Just twenty or thirty years ago the electrical system on the average sailboat was very simple. It had two batteries connected to an OFF-1-2-BOTH battery switch, and all the loads were fed from there:
On the back of the battery switch were three studs: one for each battery, and one for the common, that is, the terminal that connects to the alternator and all the loads:
The battery switch for this Catalina 30 is this way. In addition to the connection to each battery, the battery studs on the back of the switch are good places to connect the outputs for the shore power charger, the voltmeter, and the bilge pump, all things we want permanently connected to a battery, and never turned off.
On the common terminal of course is the big cable connected to the engine’s starter, and the feed wire to the main distribution panel, which in this case is just a 10 gauge wire: ah, the days of such simplicity. The back of this switch might be a little crowded, but all of these wires fit.

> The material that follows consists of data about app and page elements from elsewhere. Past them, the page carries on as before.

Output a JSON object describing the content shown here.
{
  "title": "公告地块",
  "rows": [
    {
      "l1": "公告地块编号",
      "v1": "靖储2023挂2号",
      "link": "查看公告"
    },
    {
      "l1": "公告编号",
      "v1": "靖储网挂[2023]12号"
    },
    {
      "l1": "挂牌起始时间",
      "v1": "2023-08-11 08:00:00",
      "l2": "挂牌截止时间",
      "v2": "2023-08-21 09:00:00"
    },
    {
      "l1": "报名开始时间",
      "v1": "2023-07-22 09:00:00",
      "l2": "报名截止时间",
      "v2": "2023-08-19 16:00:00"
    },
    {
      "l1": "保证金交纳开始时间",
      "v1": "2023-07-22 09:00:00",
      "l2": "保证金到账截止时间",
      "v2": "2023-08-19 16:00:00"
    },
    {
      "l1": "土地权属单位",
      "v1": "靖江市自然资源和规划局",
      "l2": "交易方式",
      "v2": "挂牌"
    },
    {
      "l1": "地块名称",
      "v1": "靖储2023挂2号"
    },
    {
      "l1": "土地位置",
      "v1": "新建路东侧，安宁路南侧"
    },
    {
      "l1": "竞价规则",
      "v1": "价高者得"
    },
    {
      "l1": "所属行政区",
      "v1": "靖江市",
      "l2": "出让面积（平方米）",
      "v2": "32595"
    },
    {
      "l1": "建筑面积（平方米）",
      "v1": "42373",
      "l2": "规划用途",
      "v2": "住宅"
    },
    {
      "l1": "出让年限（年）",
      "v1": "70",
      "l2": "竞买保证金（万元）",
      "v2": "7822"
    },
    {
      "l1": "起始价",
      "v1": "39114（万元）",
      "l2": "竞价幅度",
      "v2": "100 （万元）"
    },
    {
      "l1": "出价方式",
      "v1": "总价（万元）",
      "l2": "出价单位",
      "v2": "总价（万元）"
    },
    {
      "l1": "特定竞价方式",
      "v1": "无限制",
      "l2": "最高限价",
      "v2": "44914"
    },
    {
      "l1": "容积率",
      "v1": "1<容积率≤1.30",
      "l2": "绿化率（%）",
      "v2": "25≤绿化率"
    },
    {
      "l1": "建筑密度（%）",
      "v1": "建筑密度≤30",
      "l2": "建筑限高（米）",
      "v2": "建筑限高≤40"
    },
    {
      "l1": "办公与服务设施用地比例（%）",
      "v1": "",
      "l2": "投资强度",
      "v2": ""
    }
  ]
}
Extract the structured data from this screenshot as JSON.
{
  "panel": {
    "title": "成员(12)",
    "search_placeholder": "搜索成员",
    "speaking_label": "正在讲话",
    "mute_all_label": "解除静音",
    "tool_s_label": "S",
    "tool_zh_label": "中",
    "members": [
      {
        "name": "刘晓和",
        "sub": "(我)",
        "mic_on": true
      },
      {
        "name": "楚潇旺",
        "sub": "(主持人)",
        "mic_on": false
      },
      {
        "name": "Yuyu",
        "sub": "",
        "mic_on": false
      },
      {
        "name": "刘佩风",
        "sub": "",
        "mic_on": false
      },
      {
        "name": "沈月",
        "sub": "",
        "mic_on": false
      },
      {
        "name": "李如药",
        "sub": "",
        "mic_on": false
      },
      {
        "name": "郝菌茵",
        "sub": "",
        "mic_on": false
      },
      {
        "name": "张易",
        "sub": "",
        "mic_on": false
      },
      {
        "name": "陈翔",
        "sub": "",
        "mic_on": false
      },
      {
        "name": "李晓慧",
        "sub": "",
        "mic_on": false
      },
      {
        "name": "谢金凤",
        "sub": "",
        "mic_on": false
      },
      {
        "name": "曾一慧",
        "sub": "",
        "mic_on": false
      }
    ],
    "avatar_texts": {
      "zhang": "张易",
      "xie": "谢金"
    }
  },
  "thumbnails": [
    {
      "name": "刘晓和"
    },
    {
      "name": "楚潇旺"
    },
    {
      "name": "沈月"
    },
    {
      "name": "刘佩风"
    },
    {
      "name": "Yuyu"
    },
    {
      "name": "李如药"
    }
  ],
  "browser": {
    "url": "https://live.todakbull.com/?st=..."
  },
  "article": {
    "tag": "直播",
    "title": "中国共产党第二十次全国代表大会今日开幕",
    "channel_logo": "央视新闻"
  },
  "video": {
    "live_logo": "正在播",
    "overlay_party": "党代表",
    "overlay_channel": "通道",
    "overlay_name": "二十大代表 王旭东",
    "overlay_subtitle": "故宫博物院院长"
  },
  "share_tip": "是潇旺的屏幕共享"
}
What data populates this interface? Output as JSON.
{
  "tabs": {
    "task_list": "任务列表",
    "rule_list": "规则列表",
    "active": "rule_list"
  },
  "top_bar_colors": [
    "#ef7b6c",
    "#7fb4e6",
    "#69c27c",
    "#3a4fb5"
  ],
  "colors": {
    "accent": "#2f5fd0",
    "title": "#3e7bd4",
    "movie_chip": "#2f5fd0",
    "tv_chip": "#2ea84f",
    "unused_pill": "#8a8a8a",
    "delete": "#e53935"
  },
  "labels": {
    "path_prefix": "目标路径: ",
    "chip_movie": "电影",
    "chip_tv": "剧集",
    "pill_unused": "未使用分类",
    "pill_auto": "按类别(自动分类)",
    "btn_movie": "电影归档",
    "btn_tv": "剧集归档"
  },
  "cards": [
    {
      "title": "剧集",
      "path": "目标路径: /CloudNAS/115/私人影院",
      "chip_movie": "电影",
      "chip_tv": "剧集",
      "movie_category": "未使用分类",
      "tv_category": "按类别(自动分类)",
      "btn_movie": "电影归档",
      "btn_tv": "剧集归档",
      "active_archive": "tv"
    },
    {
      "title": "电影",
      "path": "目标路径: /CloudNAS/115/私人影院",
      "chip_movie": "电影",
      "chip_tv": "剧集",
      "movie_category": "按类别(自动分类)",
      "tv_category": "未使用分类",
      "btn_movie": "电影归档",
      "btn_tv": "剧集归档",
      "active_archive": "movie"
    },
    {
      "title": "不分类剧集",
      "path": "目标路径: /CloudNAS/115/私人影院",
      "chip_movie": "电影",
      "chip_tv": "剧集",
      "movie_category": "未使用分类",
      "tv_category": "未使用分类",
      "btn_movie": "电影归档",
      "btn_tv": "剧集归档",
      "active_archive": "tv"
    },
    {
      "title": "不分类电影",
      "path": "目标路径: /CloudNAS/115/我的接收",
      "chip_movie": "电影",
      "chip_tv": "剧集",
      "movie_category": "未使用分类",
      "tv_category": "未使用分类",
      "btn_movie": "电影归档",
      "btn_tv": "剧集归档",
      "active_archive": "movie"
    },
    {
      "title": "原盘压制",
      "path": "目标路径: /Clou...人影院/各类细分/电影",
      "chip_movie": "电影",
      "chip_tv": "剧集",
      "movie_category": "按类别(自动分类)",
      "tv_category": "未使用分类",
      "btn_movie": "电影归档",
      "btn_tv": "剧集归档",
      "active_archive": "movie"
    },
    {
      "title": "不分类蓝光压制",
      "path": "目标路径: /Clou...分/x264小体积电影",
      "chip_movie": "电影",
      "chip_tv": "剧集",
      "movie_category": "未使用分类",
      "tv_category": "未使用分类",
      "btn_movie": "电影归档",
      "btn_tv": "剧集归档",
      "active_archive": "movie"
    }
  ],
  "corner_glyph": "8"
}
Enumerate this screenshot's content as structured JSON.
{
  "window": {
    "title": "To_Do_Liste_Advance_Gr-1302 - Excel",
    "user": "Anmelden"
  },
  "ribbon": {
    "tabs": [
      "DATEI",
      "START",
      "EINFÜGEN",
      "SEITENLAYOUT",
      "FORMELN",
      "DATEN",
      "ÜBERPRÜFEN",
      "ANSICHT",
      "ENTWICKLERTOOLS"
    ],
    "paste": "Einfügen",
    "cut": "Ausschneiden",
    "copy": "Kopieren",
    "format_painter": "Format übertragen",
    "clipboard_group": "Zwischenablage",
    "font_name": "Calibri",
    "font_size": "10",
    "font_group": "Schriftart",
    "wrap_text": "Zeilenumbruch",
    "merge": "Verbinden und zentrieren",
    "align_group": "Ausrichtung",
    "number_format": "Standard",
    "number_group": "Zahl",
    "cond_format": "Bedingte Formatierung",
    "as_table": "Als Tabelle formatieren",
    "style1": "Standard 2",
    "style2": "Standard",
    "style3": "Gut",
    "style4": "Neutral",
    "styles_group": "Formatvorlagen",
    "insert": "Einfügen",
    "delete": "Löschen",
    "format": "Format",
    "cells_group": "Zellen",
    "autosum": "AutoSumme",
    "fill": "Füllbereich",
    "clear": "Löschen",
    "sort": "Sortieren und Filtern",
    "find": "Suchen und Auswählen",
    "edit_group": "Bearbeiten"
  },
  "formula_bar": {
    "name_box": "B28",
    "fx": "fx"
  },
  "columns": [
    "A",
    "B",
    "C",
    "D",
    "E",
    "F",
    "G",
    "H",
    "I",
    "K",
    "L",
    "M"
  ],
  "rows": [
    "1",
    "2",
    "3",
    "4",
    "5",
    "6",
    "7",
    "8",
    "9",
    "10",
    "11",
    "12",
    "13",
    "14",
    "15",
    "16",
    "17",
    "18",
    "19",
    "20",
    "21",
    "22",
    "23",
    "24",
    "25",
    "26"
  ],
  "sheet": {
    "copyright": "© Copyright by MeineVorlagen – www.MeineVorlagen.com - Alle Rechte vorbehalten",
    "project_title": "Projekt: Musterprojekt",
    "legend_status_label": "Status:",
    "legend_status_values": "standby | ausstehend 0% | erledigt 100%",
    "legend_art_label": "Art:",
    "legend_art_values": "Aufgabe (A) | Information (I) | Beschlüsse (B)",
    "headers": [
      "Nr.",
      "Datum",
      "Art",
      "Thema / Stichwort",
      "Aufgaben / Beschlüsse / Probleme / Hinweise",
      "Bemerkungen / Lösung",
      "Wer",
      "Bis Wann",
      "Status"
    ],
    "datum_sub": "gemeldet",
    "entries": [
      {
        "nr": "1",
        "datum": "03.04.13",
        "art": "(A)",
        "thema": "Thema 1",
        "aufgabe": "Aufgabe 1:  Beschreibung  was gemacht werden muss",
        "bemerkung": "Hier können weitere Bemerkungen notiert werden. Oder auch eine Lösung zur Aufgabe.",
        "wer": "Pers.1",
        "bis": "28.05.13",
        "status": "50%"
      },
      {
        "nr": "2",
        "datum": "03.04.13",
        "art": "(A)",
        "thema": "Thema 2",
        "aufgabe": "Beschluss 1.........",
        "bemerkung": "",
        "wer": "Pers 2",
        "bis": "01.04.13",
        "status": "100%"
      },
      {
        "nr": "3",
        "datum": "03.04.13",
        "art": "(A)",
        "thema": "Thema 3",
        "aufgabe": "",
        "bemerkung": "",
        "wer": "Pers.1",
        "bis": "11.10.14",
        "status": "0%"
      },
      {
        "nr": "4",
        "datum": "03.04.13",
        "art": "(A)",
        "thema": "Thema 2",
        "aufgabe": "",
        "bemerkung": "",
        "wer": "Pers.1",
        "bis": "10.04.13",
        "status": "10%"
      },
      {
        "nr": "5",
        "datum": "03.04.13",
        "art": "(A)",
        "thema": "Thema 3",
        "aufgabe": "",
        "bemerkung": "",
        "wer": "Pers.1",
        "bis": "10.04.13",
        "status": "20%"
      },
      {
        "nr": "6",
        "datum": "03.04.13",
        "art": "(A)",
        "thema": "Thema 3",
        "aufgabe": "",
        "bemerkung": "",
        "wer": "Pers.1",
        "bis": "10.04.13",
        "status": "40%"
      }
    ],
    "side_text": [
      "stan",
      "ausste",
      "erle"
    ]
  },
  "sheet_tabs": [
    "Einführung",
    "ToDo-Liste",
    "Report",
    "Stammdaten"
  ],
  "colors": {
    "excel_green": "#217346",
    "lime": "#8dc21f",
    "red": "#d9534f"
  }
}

Today the electrical system on the average sailboat is more robust and complex. With just the aforementioned connections to the battery terminals – voltmeter, charger, bilge pump, maybe the memory wires from a stereo or other electronics – the studs are already too crowded. On the common terminal, forget it. You might have the big cable to the starter, a big cable to an inverter or inverter/charger, big cable to the windlass, and a good-sized cable to feed the main distribution panel, which now supplies a radar, a refrigerator, and a range of modern comforts.
All these cables simply won’t fit, and according to the ABYC standard, you shouldn’t stack more than four ring terminals on a stud anyway.
Enter the bus bar. Give yourself some breathing room!
A bus bar simply expands your single stud into four or more. A large gauge cable, and nothing else, connects to the common stud on the battery switch. The other end connects to the bus bar, where you’ve got a row of big studs for all the other connections. The same could be done for one of the battery connections if you find you’ve got too many cables and wires that need to be connected directly to a battery, without a switch in between. Generally speaking, we want to keep our battery terminals clean. Manufacturers sometimes dictate otherwise, as with some electrical system monitors and chargers, but we should endeavor to have nothing but the supply cables connected to our batteries.
The bus bar is even more necessary on the negative side, where the negative cables from the batteries, negative ground from the engine, inverter, windlass, corrosion ground (green wire), and feed to main distribution panel, all must connect. Might also note here that bus bar covers are equally important, as they make for a lot of exposed, live metal:
Many older boats foresaw this scenario, but it was before off-the-shelf bus bars, so they just added distribution studs, or what Blue Sea Systems now calls a Power Post, but one stud just isn’t enough. These are overcrowded and a bus bar would create more room, make circuits easier to trace, and ahem, that thing about no more than four ring terminals to a stud?:
Remember, good wiring is not only electrically sound, but easy to follow. Wherever you find yourself running out of room and trying to cram too many terminals in a tight space, even if it’s electrically sound, it will be difficult to service and trace in the future. A relatively cheap and simple bus bar is often the solution.
This article was syndicated from The Adventures of the Vessel Condesa